*** Opening of DATASET RECORDS ***
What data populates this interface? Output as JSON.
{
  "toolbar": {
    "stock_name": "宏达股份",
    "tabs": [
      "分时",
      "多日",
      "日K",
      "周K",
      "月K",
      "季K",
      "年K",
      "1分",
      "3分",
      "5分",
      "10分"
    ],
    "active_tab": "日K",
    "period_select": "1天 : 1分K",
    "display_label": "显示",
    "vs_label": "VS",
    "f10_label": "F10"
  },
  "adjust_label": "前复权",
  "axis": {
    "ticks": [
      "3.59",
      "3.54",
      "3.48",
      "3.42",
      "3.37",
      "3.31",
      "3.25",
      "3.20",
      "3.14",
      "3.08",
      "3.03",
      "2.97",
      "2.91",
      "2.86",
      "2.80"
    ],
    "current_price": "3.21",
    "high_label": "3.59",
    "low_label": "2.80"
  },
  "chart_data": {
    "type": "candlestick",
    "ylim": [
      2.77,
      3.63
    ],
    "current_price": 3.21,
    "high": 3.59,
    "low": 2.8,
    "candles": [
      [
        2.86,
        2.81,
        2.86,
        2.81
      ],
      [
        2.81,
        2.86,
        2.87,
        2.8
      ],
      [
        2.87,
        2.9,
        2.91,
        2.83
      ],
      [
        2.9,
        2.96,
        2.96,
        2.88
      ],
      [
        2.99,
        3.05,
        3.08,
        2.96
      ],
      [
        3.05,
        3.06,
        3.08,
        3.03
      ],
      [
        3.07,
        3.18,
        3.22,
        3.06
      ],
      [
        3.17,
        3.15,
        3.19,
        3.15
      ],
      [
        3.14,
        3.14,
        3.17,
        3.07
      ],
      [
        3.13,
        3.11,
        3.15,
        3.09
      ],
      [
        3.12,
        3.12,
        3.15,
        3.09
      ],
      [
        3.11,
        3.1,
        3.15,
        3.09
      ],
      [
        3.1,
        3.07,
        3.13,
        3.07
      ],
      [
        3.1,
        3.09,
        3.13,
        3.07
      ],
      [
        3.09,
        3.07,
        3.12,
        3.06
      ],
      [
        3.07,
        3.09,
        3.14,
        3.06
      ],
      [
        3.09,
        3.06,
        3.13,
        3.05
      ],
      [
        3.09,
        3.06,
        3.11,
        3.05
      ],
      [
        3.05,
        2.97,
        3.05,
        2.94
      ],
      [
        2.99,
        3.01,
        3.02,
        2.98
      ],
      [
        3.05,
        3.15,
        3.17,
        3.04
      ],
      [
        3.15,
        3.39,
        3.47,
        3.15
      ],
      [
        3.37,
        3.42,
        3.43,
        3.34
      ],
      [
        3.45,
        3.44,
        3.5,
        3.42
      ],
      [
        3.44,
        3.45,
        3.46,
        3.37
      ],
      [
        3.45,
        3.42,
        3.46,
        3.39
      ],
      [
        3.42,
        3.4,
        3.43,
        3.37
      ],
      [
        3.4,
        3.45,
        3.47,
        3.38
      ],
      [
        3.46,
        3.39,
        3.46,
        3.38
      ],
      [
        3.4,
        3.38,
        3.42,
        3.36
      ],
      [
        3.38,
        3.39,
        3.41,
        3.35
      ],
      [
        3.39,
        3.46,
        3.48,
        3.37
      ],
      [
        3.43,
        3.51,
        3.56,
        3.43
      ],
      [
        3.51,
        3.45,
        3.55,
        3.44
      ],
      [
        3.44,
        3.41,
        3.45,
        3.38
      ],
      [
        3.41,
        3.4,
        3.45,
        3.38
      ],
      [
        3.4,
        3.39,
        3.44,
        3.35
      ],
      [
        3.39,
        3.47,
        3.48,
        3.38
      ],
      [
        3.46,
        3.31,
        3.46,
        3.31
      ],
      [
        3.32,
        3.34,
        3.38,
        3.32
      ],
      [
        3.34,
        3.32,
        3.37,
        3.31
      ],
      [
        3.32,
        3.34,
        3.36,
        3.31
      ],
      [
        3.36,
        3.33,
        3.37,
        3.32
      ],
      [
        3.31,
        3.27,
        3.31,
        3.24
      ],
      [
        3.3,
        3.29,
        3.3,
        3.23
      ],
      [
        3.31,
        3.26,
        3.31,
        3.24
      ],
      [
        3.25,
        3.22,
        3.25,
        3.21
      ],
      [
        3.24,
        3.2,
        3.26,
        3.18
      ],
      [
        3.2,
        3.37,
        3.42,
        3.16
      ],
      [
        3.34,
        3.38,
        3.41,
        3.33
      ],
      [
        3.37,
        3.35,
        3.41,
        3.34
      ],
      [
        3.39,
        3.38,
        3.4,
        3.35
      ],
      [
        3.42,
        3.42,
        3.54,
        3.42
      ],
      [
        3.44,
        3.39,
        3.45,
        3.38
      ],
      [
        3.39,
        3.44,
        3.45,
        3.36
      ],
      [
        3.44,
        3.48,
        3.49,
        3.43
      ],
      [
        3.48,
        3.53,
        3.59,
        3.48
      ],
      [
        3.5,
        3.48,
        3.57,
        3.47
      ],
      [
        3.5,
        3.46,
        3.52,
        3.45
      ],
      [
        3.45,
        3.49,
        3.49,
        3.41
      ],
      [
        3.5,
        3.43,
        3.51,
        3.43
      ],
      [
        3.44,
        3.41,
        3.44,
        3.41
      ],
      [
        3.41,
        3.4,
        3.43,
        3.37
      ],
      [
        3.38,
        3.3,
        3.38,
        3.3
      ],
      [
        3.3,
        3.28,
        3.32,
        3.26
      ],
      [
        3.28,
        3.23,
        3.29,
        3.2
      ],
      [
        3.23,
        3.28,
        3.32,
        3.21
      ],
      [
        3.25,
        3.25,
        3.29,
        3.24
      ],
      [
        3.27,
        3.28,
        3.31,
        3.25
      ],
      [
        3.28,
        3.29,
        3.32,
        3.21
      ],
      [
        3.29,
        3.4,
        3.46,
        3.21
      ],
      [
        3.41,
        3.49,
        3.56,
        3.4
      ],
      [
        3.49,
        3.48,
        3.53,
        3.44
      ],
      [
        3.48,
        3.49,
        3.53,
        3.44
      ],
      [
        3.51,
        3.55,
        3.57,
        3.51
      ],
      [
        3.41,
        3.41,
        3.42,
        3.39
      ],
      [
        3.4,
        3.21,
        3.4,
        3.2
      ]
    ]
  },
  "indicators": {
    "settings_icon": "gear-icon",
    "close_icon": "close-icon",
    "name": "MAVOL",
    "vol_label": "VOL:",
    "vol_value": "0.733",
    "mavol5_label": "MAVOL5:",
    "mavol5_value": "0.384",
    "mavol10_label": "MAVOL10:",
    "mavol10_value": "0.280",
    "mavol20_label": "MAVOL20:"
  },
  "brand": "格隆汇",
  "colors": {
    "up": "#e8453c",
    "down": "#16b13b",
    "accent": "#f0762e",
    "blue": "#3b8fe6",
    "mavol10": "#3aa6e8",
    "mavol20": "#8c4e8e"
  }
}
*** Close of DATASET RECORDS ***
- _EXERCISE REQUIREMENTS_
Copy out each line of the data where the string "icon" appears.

- _RESULT OF THIS TASK_
    "settings_icon": "gear-icon",
    "close_icon": "close-icon",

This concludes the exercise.